The business, which accounted for nearly a third of the company's total revenue in 2016, will be divided into seven units, instead of five currently, effective July 1, with all reporting to BDS Chief Executive Leanne Caret.

Boeing's military aircraft business, part of the BDS unit, will be rearranged into three smaller segments: autonomous systems, strike surveillance and mobility, and vertical lift.

Autonomous systems, led by Chris Raymond, will comprise Boeing's subsidiaries Liquid Robotics, which makes the Wave Glider ocean surface robot, and Insitu unmanned aerial vehicles, among some other businesses.

The strike surveillance and mobility business, led by Shelley Lavender, will include the F-15 and F/A-18 fighters and P-8 maritime patrol aircraft.

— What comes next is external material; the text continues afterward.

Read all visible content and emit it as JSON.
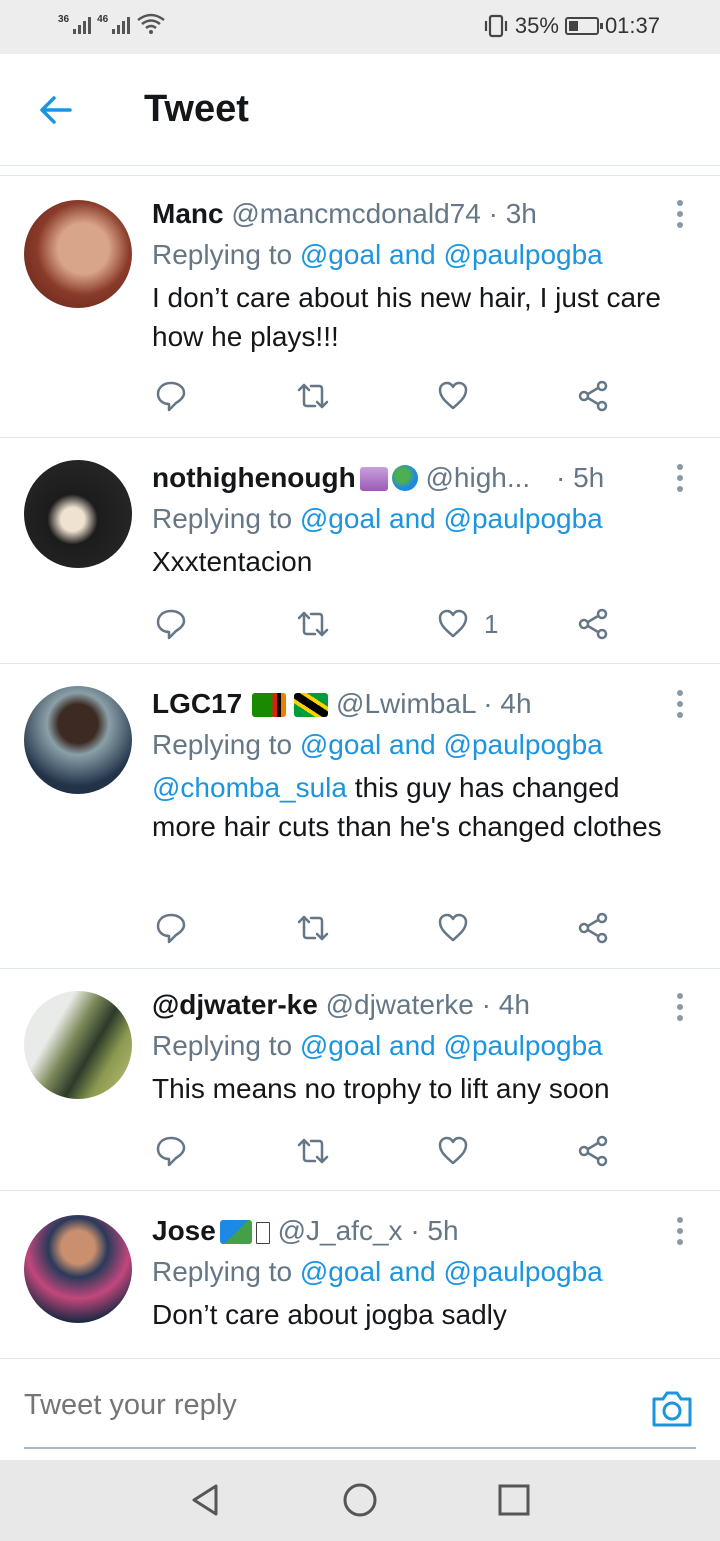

Boeing's AH-6i, AH-64 Apache, and CH-47 Chinook helicopters will become part of the new vertical lift segment, led by David Koopersmith.

Boeing said its network and space systems business, also part of the BDS unit, will be reconstituted as space and missile systems. The business will be led by Jim Chilton.

The business makes satellites and other space and intelligence systems, and includes its joint venture operation with Lockheed Martin Corp - United Launch Alliance.

The development, global operations, and phantom works segments will largely remain unchanged within the BDS unit, the company said.

Boeing is aggressively building its services businesses to capture new revenue and lift profit margins from high single digits to mid-teens by 2020.

Chief Executive Dennis Muilenburg established a services business unit earlier this year that combines commercial aircraft and defense services. – REUTERS